It should be borne in mind that there are two slight penalties attached to this porch or cross-road watching.

Firstly should the watcher fall asleep, there is every probability if its being the sleep of death. Should he however, manage to awaken from such a lethargic slumber it doesn’t amount to much, as he will assuredly die within the next twelve months. Secondly, whoever tries this game once must continue to do so ever afterwards. There is no escape; the spell upon them is said to be too strong to withstand.

Yorkshire Wit, Character, Folklore & Customs. R Blakeborough. 1911

 

Kissing bush

kissing-bush

An’t t’ house is deck’d wi’ Holly round,

An’t  t’ Kissin-bush* is there;
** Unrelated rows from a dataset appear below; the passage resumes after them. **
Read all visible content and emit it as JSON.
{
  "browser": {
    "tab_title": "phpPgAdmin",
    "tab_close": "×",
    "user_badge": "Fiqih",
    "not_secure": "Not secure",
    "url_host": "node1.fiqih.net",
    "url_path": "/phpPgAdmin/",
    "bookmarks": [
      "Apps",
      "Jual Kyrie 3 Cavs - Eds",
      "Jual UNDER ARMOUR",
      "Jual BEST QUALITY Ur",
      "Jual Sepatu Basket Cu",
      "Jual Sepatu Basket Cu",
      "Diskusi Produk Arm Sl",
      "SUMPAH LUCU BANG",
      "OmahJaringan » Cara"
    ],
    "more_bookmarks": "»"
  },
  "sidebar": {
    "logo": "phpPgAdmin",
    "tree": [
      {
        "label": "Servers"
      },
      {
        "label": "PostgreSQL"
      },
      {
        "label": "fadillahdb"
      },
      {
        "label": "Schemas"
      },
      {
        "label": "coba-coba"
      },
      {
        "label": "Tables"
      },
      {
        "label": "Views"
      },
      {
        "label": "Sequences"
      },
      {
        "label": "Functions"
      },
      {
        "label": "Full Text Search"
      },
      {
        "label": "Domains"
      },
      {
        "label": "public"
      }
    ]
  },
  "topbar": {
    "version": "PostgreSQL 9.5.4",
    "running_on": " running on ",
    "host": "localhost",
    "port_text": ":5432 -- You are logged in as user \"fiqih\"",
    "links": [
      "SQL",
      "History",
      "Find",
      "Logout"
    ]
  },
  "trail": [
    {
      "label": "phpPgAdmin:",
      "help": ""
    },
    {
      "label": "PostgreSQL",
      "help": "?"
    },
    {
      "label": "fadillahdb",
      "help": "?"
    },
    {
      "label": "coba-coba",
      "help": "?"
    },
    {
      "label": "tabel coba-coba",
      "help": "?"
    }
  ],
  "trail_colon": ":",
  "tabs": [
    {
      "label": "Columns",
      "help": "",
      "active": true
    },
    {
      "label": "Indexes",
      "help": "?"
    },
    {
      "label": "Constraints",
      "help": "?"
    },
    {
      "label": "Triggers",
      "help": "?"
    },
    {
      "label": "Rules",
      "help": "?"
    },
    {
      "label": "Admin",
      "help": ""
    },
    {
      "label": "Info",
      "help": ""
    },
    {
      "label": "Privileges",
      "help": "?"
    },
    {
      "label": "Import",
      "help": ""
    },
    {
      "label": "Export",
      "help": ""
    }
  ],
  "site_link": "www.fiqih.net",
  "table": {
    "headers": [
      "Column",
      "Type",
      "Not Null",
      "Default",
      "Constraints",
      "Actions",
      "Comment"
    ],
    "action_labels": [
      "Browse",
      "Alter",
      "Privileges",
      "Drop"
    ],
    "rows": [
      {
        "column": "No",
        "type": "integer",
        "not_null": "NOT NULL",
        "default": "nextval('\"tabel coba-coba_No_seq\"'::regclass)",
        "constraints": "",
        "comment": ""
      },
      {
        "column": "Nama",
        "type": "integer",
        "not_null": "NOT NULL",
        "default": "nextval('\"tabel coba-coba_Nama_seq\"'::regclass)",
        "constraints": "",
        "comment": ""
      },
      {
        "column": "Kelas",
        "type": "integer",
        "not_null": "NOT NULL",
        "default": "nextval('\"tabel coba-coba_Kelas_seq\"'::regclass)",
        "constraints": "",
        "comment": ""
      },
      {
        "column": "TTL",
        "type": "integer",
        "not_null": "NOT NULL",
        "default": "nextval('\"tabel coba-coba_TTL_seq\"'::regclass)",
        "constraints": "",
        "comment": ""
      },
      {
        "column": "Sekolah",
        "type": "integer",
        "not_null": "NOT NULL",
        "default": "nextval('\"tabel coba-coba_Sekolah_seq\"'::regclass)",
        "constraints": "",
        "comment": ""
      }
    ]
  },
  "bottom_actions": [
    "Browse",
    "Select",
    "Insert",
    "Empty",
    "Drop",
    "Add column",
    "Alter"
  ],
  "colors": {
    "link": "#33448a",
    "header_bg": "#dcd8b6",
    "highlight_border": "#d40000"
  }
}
There’s lots o’ pullin underneath ‘t

For kissin’ is there fair.

G Tweddell, ‘T. Acad. Cleveland Customs,’ p.15

*An ornamental bush of holly and evergreens, with roses made of coloured paper, flowers, apples, oranges, etc, interspersed, hung from the centre of the ceiling, or in some other convenient place: the ‘common law’ in Cleveland being, that every man who can get a woman under the bush, is fairly entitled to a kiss of her then and there…Since the country has been covered by railways, so that the mistletoe (Viscum album) can be purchased at Stockton and Middlesbrough, sprigs of the plant of Venus are often added in the centre of the kissing-bush, for which, in the absence of the mysterious parasite, it has long been the substitute. G.M. Tweddell